The sisters had 20 minutes to be with their mum for the last time. Irene was cremated and her ashes were scattered over Norberto’s grave.
‘My mum trusted them’
As the intensity of the events eased, Ms Castilho says, “the penny began to drop” about her mother’s treatment. “I started to reflect on things. I couldn’t sleep.

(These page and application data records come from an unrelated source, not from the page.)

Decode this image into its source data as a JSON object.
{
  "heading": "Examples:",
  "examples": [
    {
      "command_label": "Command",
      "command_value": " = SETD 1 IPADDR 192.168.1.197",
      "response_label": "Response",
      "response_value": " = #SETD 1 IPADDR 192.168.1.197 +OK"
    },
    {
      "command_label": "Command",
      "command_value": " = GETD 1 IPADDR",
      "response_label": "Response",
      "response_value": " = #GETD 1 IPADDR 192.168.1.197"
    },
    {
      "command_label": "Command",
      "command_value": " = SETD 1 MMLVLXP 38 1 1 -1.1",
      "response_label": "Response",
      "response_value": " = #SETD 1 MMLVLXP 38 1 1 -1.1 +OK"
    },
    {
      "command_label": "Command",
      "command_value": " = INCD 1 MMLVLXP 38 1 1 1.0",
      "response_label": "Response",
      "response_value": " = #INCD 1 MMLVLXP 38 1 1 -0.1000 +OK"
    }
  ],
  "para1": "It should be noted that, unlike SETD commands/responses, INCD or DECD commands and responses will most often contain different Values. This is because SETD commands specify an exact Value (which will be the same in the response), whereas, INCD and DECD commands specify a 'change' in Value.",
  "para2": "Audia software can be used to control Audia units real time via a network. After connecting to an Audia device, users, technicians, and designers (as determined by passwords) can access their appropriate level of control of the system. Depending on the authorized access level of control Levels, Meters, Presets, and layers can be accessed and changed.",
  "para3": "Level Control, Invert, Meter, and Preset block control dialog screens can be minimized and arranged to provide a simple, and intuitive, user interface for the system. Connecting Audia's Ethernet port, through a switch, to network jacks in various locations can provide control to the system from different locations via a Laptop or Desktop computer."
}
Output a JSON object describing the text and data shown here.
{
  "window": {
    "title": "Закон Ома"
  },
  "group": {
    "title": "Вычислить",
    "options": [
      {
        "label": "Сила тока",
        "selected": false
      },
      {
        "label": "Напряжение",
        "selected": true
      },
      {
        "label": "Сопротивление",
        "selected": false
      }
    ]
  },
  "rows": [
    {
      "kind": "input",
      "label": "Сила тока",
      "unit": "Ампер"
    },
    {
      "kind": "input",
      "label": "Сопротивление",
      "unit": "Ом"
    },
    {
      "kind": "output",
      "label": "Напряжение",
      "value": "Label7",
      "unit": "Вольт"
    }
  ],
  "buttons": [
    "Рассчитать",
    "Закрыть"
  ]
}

It felt like I was rewinding a tape, realising what went wrong.”
The negligence, Ms Castilho believes, started the day Irene was sent the “Covid Kit”, as many scientists were already expressing profound misgivings about the drugs, and continued as doctors prescribed unproven medicine instead of opting for more costly intensive care treatment.
“My mum really trusted [Prevent Senior]. She was anxious and would ask me to call them to find out when her ‘Covid Kit’ would arrive,” she said. “She could never have imagined that she was a guinea pig in their hands, and that she would soon die.”